[Given records — start]
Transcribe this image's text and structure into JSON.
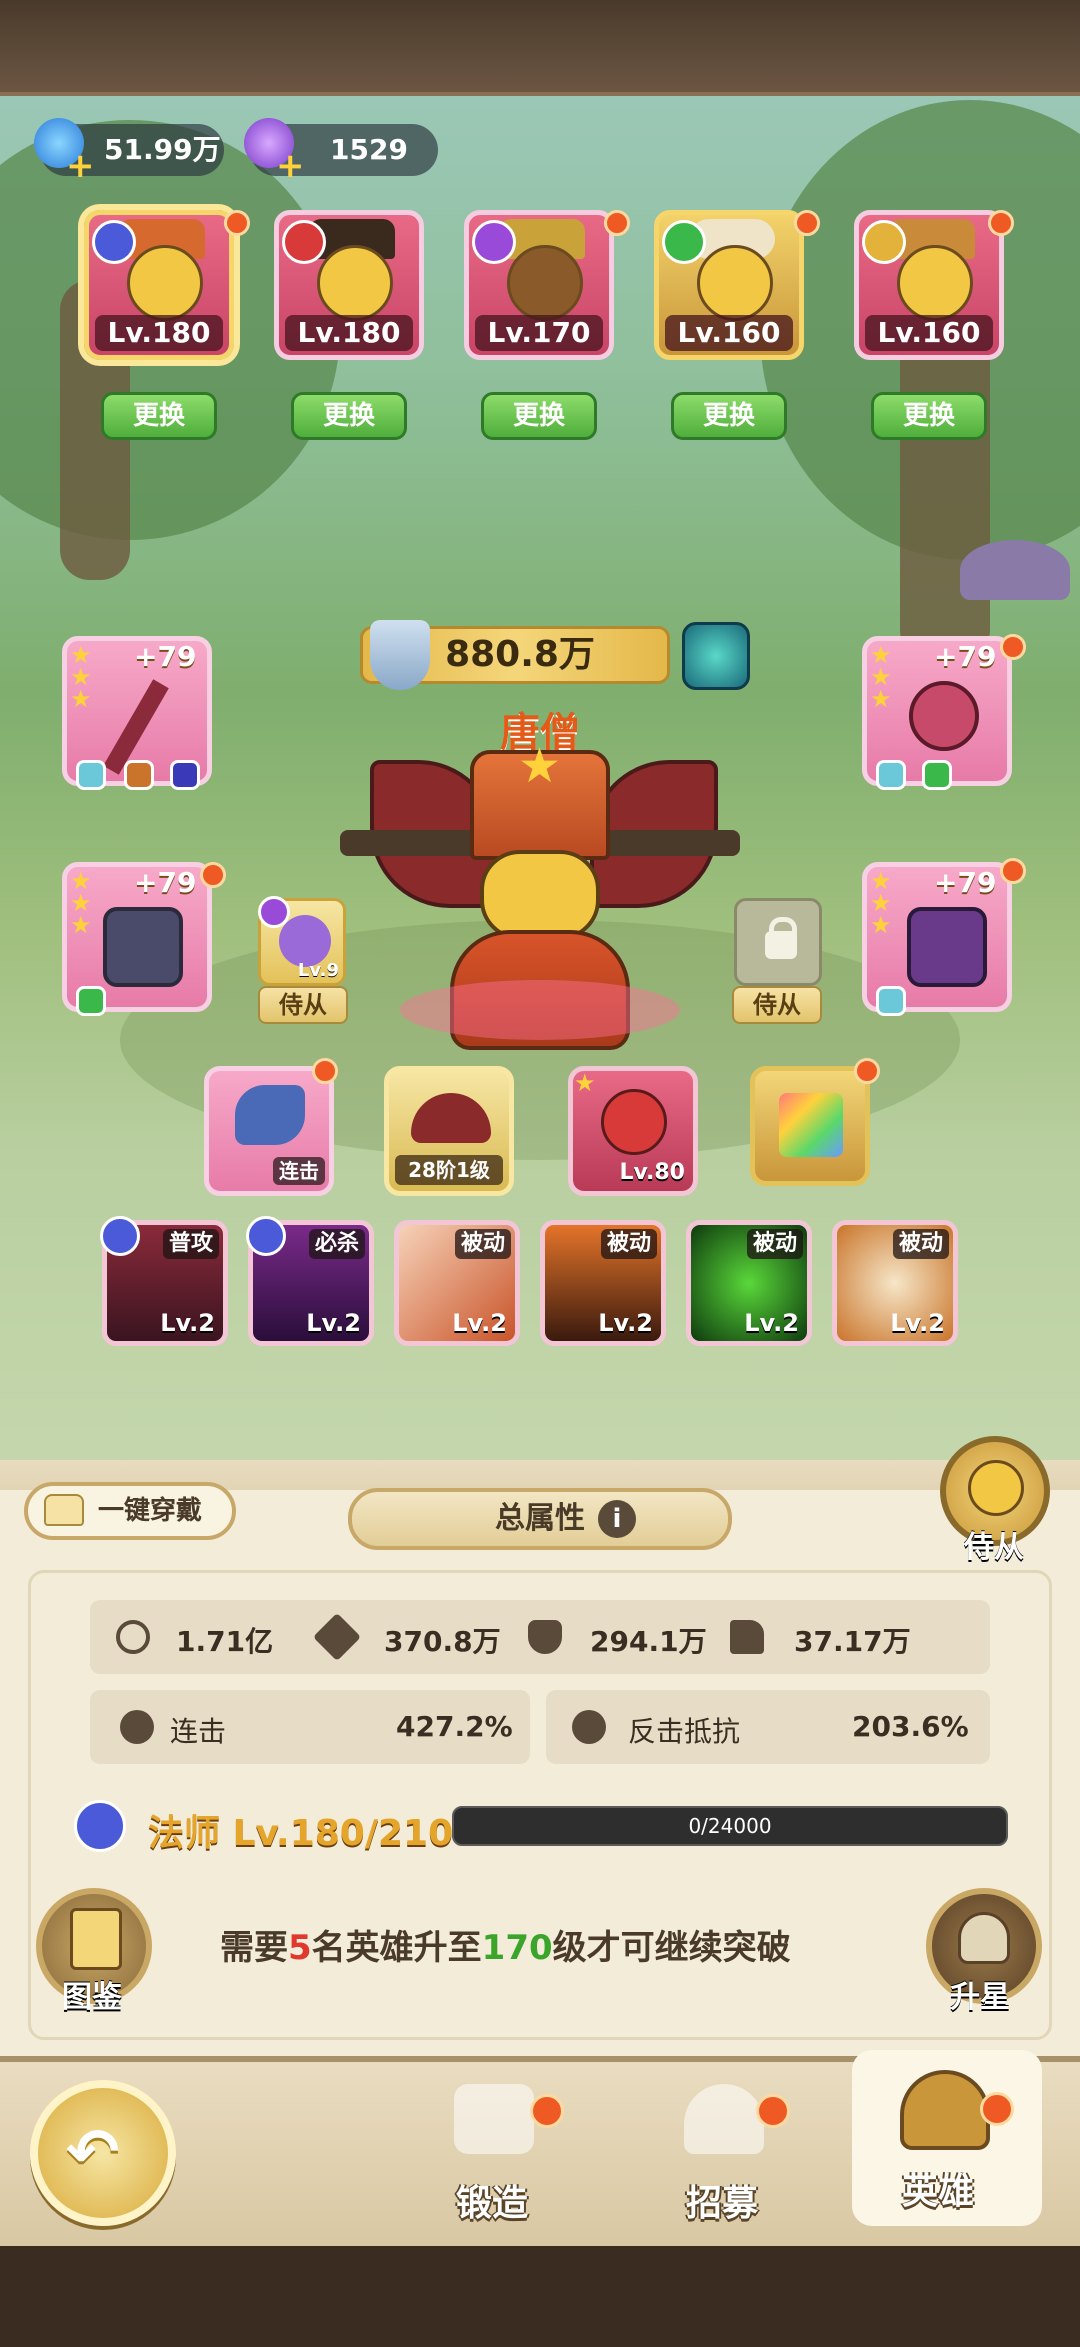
{
  "currency": {
    "crystal_value": "51.99万",
    "gem_value": "1529"
  },
  "team": [
    {
      "level": "Lv.180",
      "role": "mage",
      "swap_label": "更换",
      "selected": true
    },
    {
      "level": "Lv.180",
      "role": "warrior",
      "swap_label": "更换",
      "selected": false
    },
    {
      "level": "Lv.170",
      "role": "assassin",
      "swap_label": "更换",
      "selected": false
    },
    {
      "level": "Lv.160",
      "role": "support",
      "swap_label": "更换",
      "selected": false
    },
    {
      "level": "Lv.160",
      "role": "tank",
      "swap_label": "更换",
      "selected": false
    }
  ],
  "hero": {
    "power": "880.8万",
    "name": "唐僧"
  },
  "equipment": {
    "left_top": "+79",
    "right_top": "+79",
    "left_mid": "+79",
    "right_mid": "+79"
  },
  "followers": {
    "left_level": "Lv.9",
    "left_label": "侍从",
    "right_label": "侍从"
  },
  "gear_row": {
    "combo_label": "连击",
    "wings_label": "28阶1级",
    "pet_level": "Lv.80"
  },
  "skills": [
    {
      "tag": "普攻",
      "level": "Lv.2"
    },
    {
      "tag": "必杀",
      "level": "Lv.2"
    },
    {
      "tag": "被动",
      "level": "Lv.2"
    },
    {
      "tag": "被动",
      "level": "Lv.2"
    },
    {
      "tag": "被动",
      "level": "Lv.2"
    },
    {
      "tag": "被动",
      "level": "Lv.2"
    }
  ],
  "panel": {
    "one_key_equip": "一键穿戴",
    "total_attr": "总属性",
    "follower_btn": "侍从",
    "stats": {
      "hp": "1.71亿",
      "atk": "370.8万",
      "def": "294.1万",
      "spd": "37.17万",
      "combo_label": "连击",
      "combo_value": "427.2%",
      "counter_label": "反击抵抗",
      "counter_value": "203.6%"
    },
    "class_name": "法师",
    "class_level": "Lv.180/210",
    "xp": "0/24000",
    "requirement_a": "需要",
    "requirement_count": "5",
    "requirement_b": "名英雄升至",
    "requirement_level": "170",
    "requirement_c": "级才可继续突破",
    "codex_label": "图鉴",
    "star_up_label": "升星"
  },
  "nav": {
    "forge": "锻造",
    "recruit": "招募",
    "hero": "英雄"
  },
  "colors": {
    "accent_orange": "#e45a18",
    "green_button": "#4fae3c",
    "red_dot": "#ef5a24",
    "count_red": "#e0382c",
    "level_green": "#3aa52a"
  }
}
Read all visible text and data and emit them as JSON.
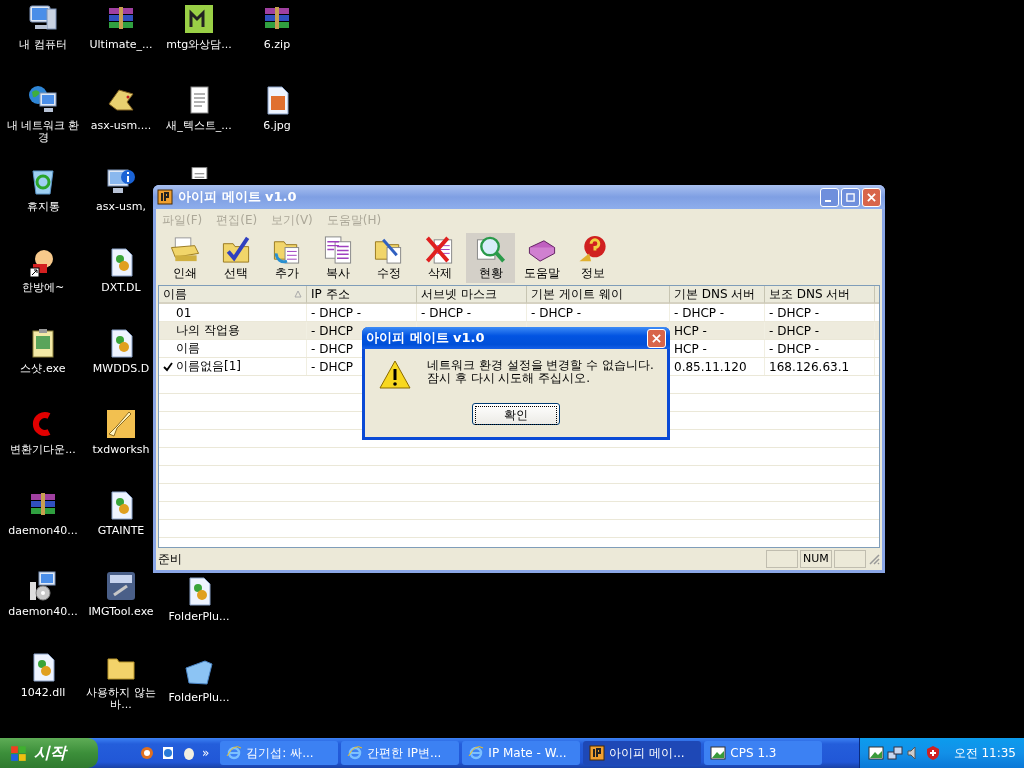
{
  "desktop": {
    "columns": [
      {
        "groups": [
          [
            {
              "label": "내 컴퓨터",
              "kind": "computer"
            },
            {
              "label": "내 네트워크 환경",
              "kind": "network"
            },
            {
              "label": "휴지통",
              "kind": "recycle"
            },
            {
              "label": "한방에~",
              "kind": "character"
            },
            {
              "label": "스샷.exe",
              "kind": "clipboard"
            },
            {
              "label": "변환기다운...",
              "kind": "letter"
            },
            {
              "label": "daemon40...",
              "kind": "archive"
            },
            {
              "label": "daemon40...",
              "kind": "installer"
            },
            {
              "label": "1042.dll",
              "kind": "dll"
            }
          ]
        ]
      },
      {
        "groups": [
          [
            {
              "label": "Ultimate_...",
              "kind": "archive"
            },
            {
              "label": "asx-usm....",
              "kind": "creature"
            },
            {
              "label": "asx-usm,",
              "kind": "info"
            },
            {
              "label": "DXT.DL",
              "kind": "dll"
            },
            {
              "label": "MWDDS.D",
              "kind": "dll"
            },
            {
              "label": "txdworksh",
              "kind": "brush"
            },
            {
              "label": "GTAINTE",
              "kind": "dll"
            },
            {
              "label": "IMGTool.exe",
              "kind": "tool"
            },
            {
              "label": "사용하지 않는 바...",
              "kind": "folder"
            }
          ]
        ]
      },
      {
        "groups": [
          [
            {
              "label": "mtg와상담...",
              "kind": "app"
            },
            {
              "label": "새_텍스트_...",
              "kind": "text"
            },
            {
              "kind": "text"
            }
          ],
          [
            {
              "label": "FolderPlu...",
              "kind": "dll"
            },
            {
              "label": "FolderPlu...",
              "kind": "bluefolder"
            }
          ]
        ]
      },
      {
        "groups": [
          [
            {
              "label": "6.zip",
              "kind": "archive"
            },
            {
              "label": "6.jpg",
              "kind": "image"
            }
          ]
        ]
      }
    ]
  },
  "window": {
    "title": "아이피 메이트 v1.0",
    "menu": [
      {
        "label": "파일(F)",
        "disabled": true
      },
      {
        "label": "편집(E)",
        "disabled": true
      },
      {
        "label": "보기(V)",
        "disabled": true
      },
      {
        "label": "도움말(H)",
        "disabled": true
      }
    ],
    "toolbar": [
      {
        "label": "인쇄",
        "kind": "print",
        "selected": false
      },
      {
        "label": "선택",
        "kind": "select",
        "selected": false
      },
      {
        "label": "추가",
        "kind": "add",
        "selected": false
      },
      {
        "label": "복사",
        "kind": "copy",
        "selected": false
      },
      {
        "label": "수정",
        "kind": "edit",
        "selected": false
      },
      {
        "label": "삭제",
        "kind": "delete",
        "selected": false
      },
      {
        "label": "현황",
        "kind": "status",
        "selected": true
      },
      {
        "label": "도움말",
        "kind": "help",
        "selected": false
      },
      {
        "label": "정보",
        "kind": "info",
        "selected": false
      }
    ],
    "table": {
      "columns": [
        {
          "label": "이름",
          "sorted": true
        },
        {
          "label": "IP 주소",
          "sorted": false
        },
        {
          "label": "서브넷 마스크",
          "sorted": false
        },
        {
          "label": "기본 게이트 웨이",
          "sorted": false
        },
        {
          "label": "기본 DNS 서버",
          "sorted": false
        },
        {
          "label": "보조 DNS 서버",
          "sorted": false
        }
      ],
      "rows": [
        {
          "checked": false,
          "selected": false,
          "cells": [
            "01",
            "- DHCP -",
            "- DHCP -",
            "- DHCP -",
            "- DHCP -",
            "- DHCP -"
          ]
        },
        {
          "checked": false,
          "selected": true,
          "cells": [
            "나의 작업용",
            "- DHCP",
            null,
            null,
            "HCP -",
            "- DHCP -"
          ]
        },
        {
          "checked": false,
          "selected": false,
          "cells": [
            "이름",
            "- DHCP",
            null,
            null,
            "HCP -",
            "- DHCP -"
          ]
        },
        {
          "checked": true,
          "selected": false,
          "cells": [
            "이름없음[1]",
            "- DHCP",
            null,
            null,
            "0.85.11.120",
            "168.126.63.1"
          ]
        }
      ]
    },
    "status_bar": {
      "text": "준비",
      "indicators": [
        "NUM"
      ]
    }
  },
  "dialog": {
    "title": "아이피 메이트 v1.0",
    "kind": "warning",
    "message": "네트워크 환경 설정을 변경할 수 없습니다.\n잠시 후 다시 시도해 주십시오.",
    "button": "확인"
  },
  "taskbar": {
    "start": "시작",
    "chevron": "»",
    "tasks": [
      {
        "label": "김기섭: 싸...",
        "kind": "browser",
        "selected": false
      },
      {
        "label": "간편한 IP변...",
        "kind": "browser",
        "selected": false
      },
      {
        "label": "IP Mate - W...",
        "kind": "browser",
        "selected": false
      },
      {
        "label": "아이피 메이...",
        "kind": "app",
        "selected": true
      },
      {
        "label": "CPS 1.3",
        "kind": "image",
        "selected": false
      }
    ],
    "clock": "오전 11:35"
  }
}
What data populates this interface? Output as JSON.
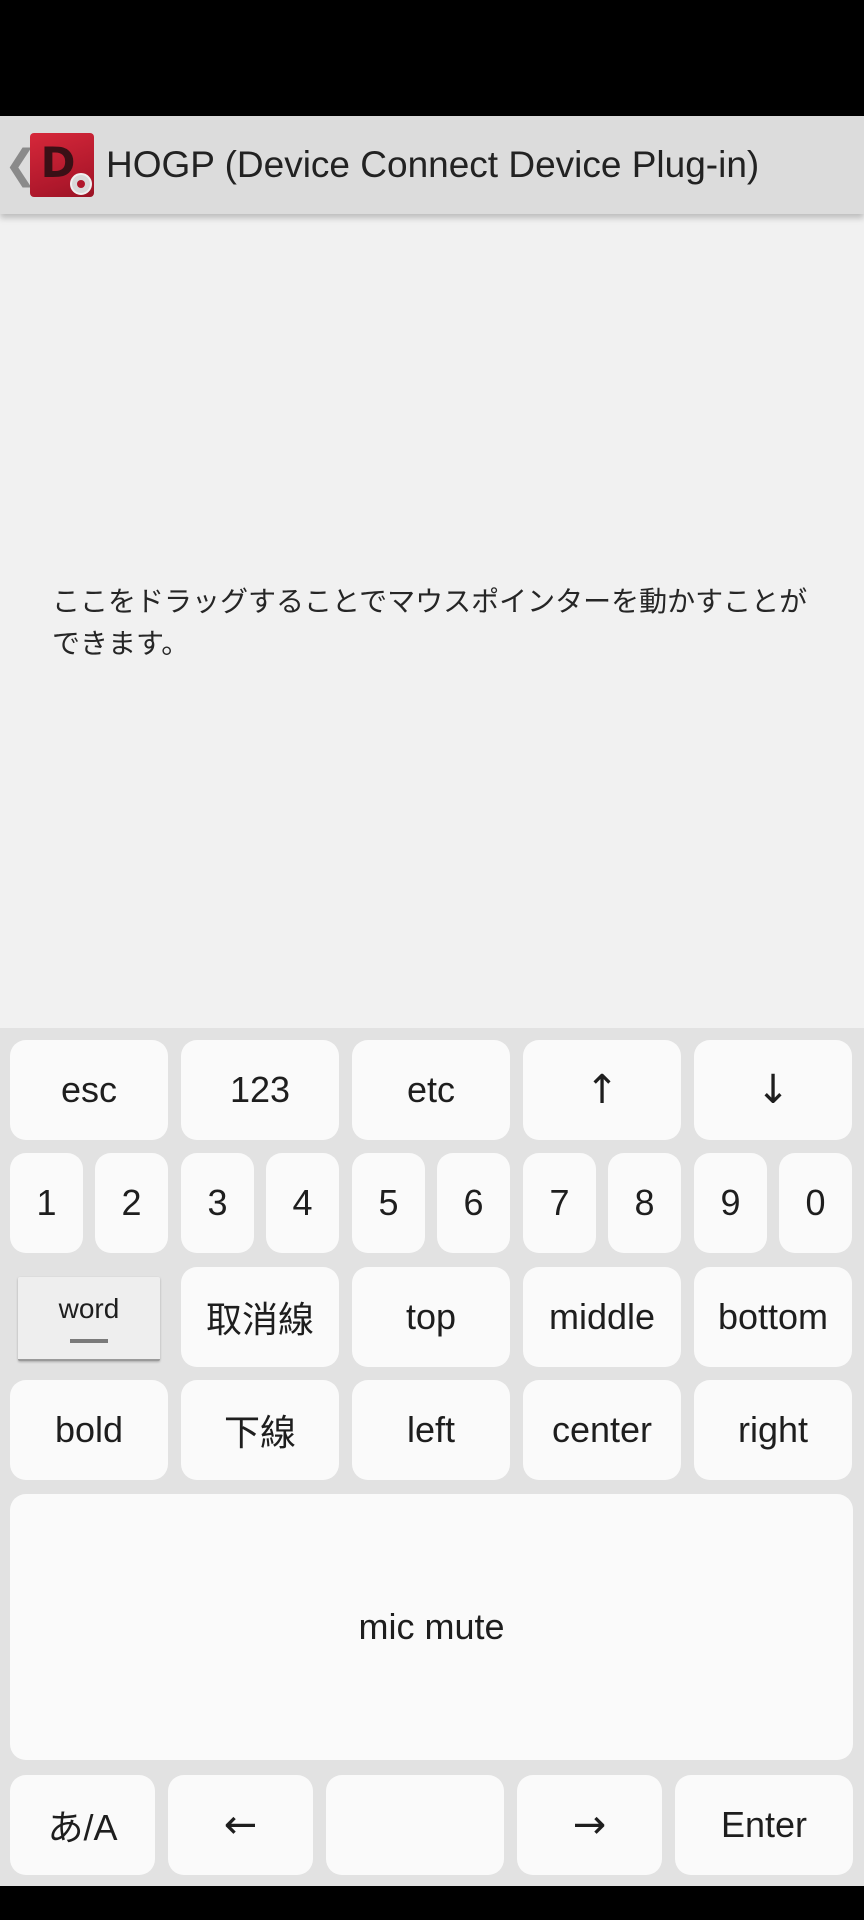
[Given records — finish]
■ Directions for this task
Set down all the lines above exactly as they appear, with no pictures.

■ Output
Transcribe this image's text and structure into JSON.
{
  "currency": {
    "crystal_value": "51.99万",
    "gem_value": "1529"
  },
  "team": [
    {
      "level": "Lv.180",
      "role": "mage",
      "swap_label": "更换",
      "selected": true
    },
    {
      "level": "Lv.180",
      "role": "warrior",
      "swap_label": "更换",
      "selected": false
    },
    {
      "level": "Lv.170",
      "role": "assassin",
      "swap_label": "更换",
      "selected": false
    },
    {
      "level": "Lv.160",
      "role": "support",
      "swap_label": "更换",
      "selected": false
    },
    {
      "level": "Lv.160",
      "role": "tank",
      "swap_label": "更换",
      "selected": false
    }
  ],
  "hero": {
    "power": "880.8万",
    "name": "唐僧"
  },
  "equipment": {
    "left_top": "+79",
    "right_top": "+79",
    "left_mid": "+79",
    "right_mid": "+79"
  },
  "followers": {
    "left_level": "Lv.9",
    "left_label": "侍从",
    "right_label": "侍从"
  },
  "gear_row": {
    "combo_label": "连击",
    "wings_label": "28阶1级",
    "pet_level": "Lv.80"
  },
  "skills": [
    {
      "tag": "普攻",
      "level": "Lv.2"
    },
    {
      "tag": "必杀",
      "level": "Lv.2"
    },
    {
      "tag": "被动",
      "level": "Lv.2"
    },
    {
      "tag": "被动",
      "level": "Lv.2"
    },
    {
      "tag": "被动",
      "level": "Lv.2"
    },
    {
      "tag": "被动",
      "level": "Lv.2"
    }
  ],
  "panel": {
    "one_key_equip": "一键穿戴",
    "total_attr": "总属性",
    "follower_btn": "侍从",
    "stats": {
      "hp": "1.71亿",
      "atk": "370.8万",
      "def": "294.1万",
      "spd": "37.17万",
      "combo_label": "连击",
      "combo_value": "427.2%",
      "counter_label": "反击抵抗",
      "counter_value": "203.6%"
    },
    "class_name": "法师",
    "class_level": "Lv.180/210",
    "xp": "0/24000",
    "requirement_a": "需要",
    "requirement_count": "5",
    "requirement_b": "名英雄升至",
    "requirement_level": "170",
    "requirement_c": "级才可继续突破",
    "codex_label": "图鉴",
    "star_up_label": "升星"
  },
  "nav": {
    "forge": "锻造",
    "recruit": "招募",
    "hero": "英雄"
  },
  "colors": {
    "accent_orange": "#e45a18",
    "green_button": "#4fae3c",
    "red_dot": "#ef5a24",
    "count_red": "#e0382c",
    "level_green": "#3aa52a"
  }
}
Read all visible text and data and emit them as JSON.
{
  "desktop": {
    "columns": [
      {
        "groups": [
          [
            {
              "label": "내 컴퓨터",
              "kind": "computer"
            },
            {
              "label": "내 네트워크 환경",
              "kind": "network"
            },
            {
              "label": "휴지통",
              "kind": "recycle"
            },
            {
              "label": "한방에~",
              "kind": "character"
            },
            {
              "label": "스샷.exe",
              "kind": "clipboard"
            },
            {
              "label": "변환기다운...",
              "kind": "letter"
            },
            {
              "label": "daemon40...",
              "kind": "archive"
            },
            {
              "label": "daemon40...",
              "kind": "installer"
            },
            {
              "label": "1042.dll",
              "kind": "dll"
            }
          ]
        ]
      },
      {
        "groups": [
          [
            {
              "label": "Ultimate_...",
              "kind": "archive"
            },
            {
              "label": "asx-usm....",
              "kind": "creature"
            },
            {
              "label": "asx-usm,",
              "kind": "info"
            },
            {
              "label": "DXT.DL",
              "kind": "dll"
            },
            {
              "label": "MWDDS.D",
              "kind": "dll"
            },
            {
              "label": "txdworksh",
              "kind": "brush"
            },
            {
              "label": "GTAINTE",
              "kind": "dll"
            },
            {
              "label": "IMGTool.exe",
              "kind": "tool"
            },
            {
              "label": "사용하지 않는 바...",
              "kind": "folder"
            }
          ]
        ]
      },
      {
        "groups": [
          [
            {
              "label": "mtg와상담...",
              "kind": "app"
            },
            {
              "label": "새_텍스트_...",
              "kind": "text"
            },
            {
              "kind": "text"
            }
          ],
          [
            {
              "label": "FolderPlu...",
              "kind": "dll"
            },
            {
              "label": "FolderPlu...",
              "kind": "bluefolder"
            }
          ]
        ]
      },
      {
        "groups": [
          [
            {
              "label": "6.zip",
              "kind": "archive"
            },
            {
              "label": "6.jpg",
              "kind": "image"
            }
          ]
        ]
      }
    ]
  },
  "window": {
    "title": "아이피 메이트 v1.0",
    "menu": [
      {
        "label": "파일(F)",
        "disabled": true
      },
      {
        "label": "편집(E)",
        "disabled": true
      },
      {
        "label": "보기(V)",
        "disabled": true
      },
      {
        "label": "도움말(H)",
        "disabled": true
      }
    ],
    "toolbar": [
      {
        "label": "인쇄",
        "kind": "print",
        "selected": false
      },
      {
        "label": "선택",
        "kind": "select",
        "selected": false
      },
      {
        "label": "추가",
        "kind": "add",
        "selected": false
      },
      {
        "label": "복사",
        "kind": "copy",
        "selected": false
      },
      {
        "label": "수정",
        "kind": "edit",
        "selected": false
      },
      {
        "label": "삭제",
        "kind": "delete",
        "selected": false
      },
      {
        "label": "현황",
        "kind": "status",
        "selected": true
      },
      {
        "label": "도움말",
        "kind": "help",
        "selected": false
      },
      {
        "label": "정보",
        "kind": "info",
        "selected": false
      }
    ],
    "table": {
      "columns": [
        {
          "label": "이름",
          "sorted": true
        },
        {
          "label": "IP 주소",
          "sorted": false
        },
        {
          "label": "서브넷 마스크",
          "sorted": false
        },
        {
          "label": "기본 게이트 웨이",
          "sorted": false
        },
        {
          "label": "기본 DNS 서버",
          "sorted": false
        },
        {
          "label": "보조 DNS 서버",
          "sorted": false
        }
      ],
      "rows": [
        {
          "checked": false,
          "selected": false,
          "cells": [
            "01",
            "- DHCP -",
            "- DHCP -",
            "- DHCP -",
            "- DHCP -",
            "- DHCP -"
          ]
        },
        {
          "checked": false,
          "selected": true,
          "cells": [
            "나의 작업용",
            "- DHCP",
            null,
            null,
            "HCP -",
            "- DHCP -"
          ]
        },
        {
          "checked": false,
          "selected": false,
          "cells": [
            "이름",
            "- DHCP",
            null,
            null,
            "HCP -",
            "- DHCP -"
          ]
        },
        {
          "checked": true,
          "selected": false,
          "cells": [
            "이름없음[1]",
            "- DHCP",
            null,
            null,
            "0.85.11.120",
            "168.126.63.1"
          ]
        }
      ]
    },
    "status_bar": {
      "text": "준비",
      "indicators": [
        "NUM"
      ]
    }
  },
  "dialog": {
    "title": "아이피 메이트 v1.0",
    "kind": "warning",
    "message": "네트워크 환경 설정을 변경할 수 없습니다.\n잠시 후 다시 시도해 주십시오.",
    "button": "확인"
  },
  "taskbar": {
    "start": "시작",
    "chevron": "»",
    "tasks": [
      {
        "label": "김기섭: 싸...",
        "kind": "browser",
        "selected": false
      },
      {
        "label": "간편한 IP변...",
        "kind": "browser",
        "selected": false
      },
      {
        "label": "IP Mate - W...",
        "kind": "browser",
        "selected": false
      },
      {
        "label": "아이피 메이...",
        "kind": "app",
        "selected": true
      },
      {
        "label": "CPS 1.3",
        "kind": "image",
        "selected": false
      }
    ],
    "clock": "오전 11:35"
  }
}
What data populates this interface? Output as JSON.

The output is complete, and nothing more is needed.